Elen sila lumenn omentielvo!

Monday, August 25, 2014

Sentential Links!

Time for linkage! These are from blogs of fellow writer type people.

:: Sometimes life imitates art, but more often it's the other way around. As strange as it sounds, what happens to Sara in this chapter happened to me when I was visiting my best friend's grave. Darbi died in a car accident when we were only seventeen, and I thought of her often while I was writing this book. Her death hit me really hard, but I believe what happened that day at her gravesite was her way of letting me know she was okay. (I haven't been reading this story, but I do believe in our writing and our art being shaped by the things that have happened to us along the way.)

:: Something incredible happened to me this weekend.
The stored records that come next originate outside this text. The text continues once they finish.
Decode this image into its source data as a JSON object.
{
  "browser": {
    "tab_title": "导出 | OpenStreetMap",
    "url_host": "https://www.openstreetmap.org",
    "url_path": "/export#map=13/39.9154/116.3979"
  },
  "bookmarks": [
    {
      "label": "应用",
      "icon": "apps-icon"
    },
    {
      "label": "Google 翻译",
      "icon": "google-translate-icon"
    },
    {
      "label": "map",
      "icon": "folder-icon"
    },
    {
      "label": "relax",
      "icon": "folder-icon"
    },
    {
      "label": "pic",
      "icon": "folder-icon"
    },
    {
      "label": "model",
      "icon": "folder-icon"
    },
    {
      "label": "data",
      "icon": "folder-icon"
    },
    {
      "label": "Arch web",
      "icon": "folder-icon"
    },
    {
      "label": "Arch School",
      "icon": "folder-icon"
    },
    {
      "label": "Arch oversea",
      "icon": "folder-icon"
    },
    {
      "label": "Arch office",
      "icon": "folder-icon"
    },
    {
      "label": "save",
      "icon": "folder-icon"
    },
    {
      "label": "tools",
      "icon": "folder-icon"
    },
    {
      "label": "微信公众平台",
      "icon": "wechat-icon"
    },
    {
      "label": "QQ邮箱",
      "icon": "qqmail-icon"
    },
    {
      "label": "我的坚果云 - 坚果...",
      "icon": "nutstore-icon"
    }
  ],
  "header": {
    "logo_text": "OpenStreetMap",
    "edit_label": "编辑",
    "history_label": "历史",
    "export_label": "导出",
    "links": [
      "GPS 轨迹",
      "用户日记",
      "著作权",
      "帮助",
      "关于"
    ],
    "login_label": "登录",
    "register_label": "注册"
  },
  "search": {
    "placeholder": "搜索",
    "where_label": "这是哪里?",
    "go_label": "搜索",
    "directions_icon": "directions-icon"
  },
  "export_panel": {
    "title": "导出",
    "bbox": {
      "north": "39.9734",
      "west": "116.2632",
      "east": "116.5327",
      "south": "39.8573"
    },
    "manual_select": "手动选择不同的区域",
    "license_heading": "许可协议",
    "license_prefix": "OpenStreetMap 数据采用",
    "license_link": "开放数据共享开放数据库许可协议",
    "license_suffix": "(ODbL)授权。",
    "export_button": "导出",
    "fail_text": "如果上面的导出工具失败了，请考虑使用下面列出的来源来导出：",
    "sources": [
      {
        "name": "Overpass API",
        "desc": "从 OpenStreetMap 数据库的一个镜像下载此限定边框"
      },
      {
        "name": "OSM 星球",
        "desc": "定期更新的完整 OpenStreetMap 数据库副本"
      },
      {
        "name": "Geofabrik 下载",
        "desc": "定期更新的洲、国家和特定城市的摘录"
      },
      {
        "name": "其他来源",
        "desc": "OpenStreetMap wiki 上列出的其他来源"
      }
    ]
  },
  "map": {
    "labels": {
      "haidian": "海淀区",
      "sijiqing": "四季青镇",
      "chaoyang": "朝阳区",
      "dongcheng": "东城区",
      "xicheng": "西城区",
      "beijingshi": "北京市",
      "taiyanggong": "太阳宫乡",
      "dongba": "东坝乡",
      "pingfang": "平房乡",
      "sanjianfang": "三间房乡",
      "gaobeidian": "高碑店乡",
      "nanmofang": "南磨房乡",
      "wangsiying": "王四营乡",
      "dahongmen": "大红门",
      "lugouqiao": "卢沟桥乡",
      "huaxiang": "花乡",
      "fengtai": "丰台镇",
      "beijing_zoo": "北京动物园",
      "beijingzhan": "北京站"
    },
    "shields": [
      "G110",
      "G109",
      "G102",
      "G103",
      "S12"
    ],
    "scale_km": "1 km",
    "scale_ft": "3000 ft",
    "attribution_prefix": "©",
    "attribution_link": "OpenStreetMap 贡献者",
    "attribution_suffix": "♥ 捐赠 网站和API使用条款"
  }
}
It was an unexpected, monumental moment in my life, one that I have dreamed about for so long but part of me actually doubted if it would ever happen. But it did happen. It definitely did and I have the proof here on my computer.

I started to write my novel again.

:: Do you ever read a book and one of the main characters, or a beloved character, dies? Do you get upset with the story itself or do you actually get upset at the writer? (It depends, I suppose. A death has to make some semblance of sense within the story. It needs to be set up; it can't be arbitrary. Yes, in life, death is often insanely arbitrary, but I don't read or write in order to reflect the real world. Arbitrary death always feels false to me. So does excessive death. George RR Martin comes close to being excessive at times, although frankly, the degree to which his stories are bloodbaths isn't really among my complaints about his books. Nicholas Sparks, though? There's a guy who is so reliant on death as a narrative device that it really lessens the impact his books have, the more you read. And then there are movies where the villains do so much killing that it's not a moment of triumph when they are defeated, but one of relief. I'm thinking of The Patriot, with that awful scene in which a villain whose villainy is already well established decides to lock a bunch of colonists in a church and set the church afire. Another example is Air Force One, which has Gary Oldman kill a couple of people in taking over the plane...and then, a bit later on, has a gratuitously depressing scene where he holds a gun to some poor woman's head as he gives the Action Hero President until the count of ten to surrender. The President doesn't, and Oldman kills the woman. For me, in my writing, death is the Big Gun. I know that I will have to kill a few characters off over the long haul, but I don't look forward to it. You know who handled death really well in her books? JK Rowling. The deaths in the Harry Potter books get to both mean something and be arbitrary. I'm kind of starting to think that Rowling is underrated as a writer.)

:: Have you planned a writing retreat or attended one? (I never have, and I'm not sure I'd want to...let me put that differently, I'd be nervous about attending one. I tend to be wary of sharing my work or talking about writing at all, which is my introvert self taking over. Maybe I need to start getting over it....)

:: So far, so good.

I have a place for all the Elements.

But the problem I have here, is that the mythology of these Elemental directions is then out of whack.

This causes me problems, because I like the idea of endings in the West, where the sun sets, and begins in the East, with the rising sun, and the many stories that go with these associations.

Placing my Elements as I have, doesn’t fit this.

So what is one to do?

:: Parker is almost six, though she will correct you immediately that she is “five and three-quarters” if she hears you say that because she is precise, and detail-oriented, and very much her father’s daughter in that way.

But she is my daughter too.

A daughter that I was petrified of having, and then elated that I was having – all because of a very tumultuous past I have with my own mother.

:: Sometimes when I'm reading a novel or watching a show, the writer throws an empty threat into it. In a novel I was recently reading, a love triangle develops, but I knew from day one that the protagonist was going to stay with her first love. Yet, the author dragged me about this awkward love triangle for the majority of the book. It was still interesting, but it lacked stakes, it lacked intensity because I knew nothing big would come out of it.

No comments: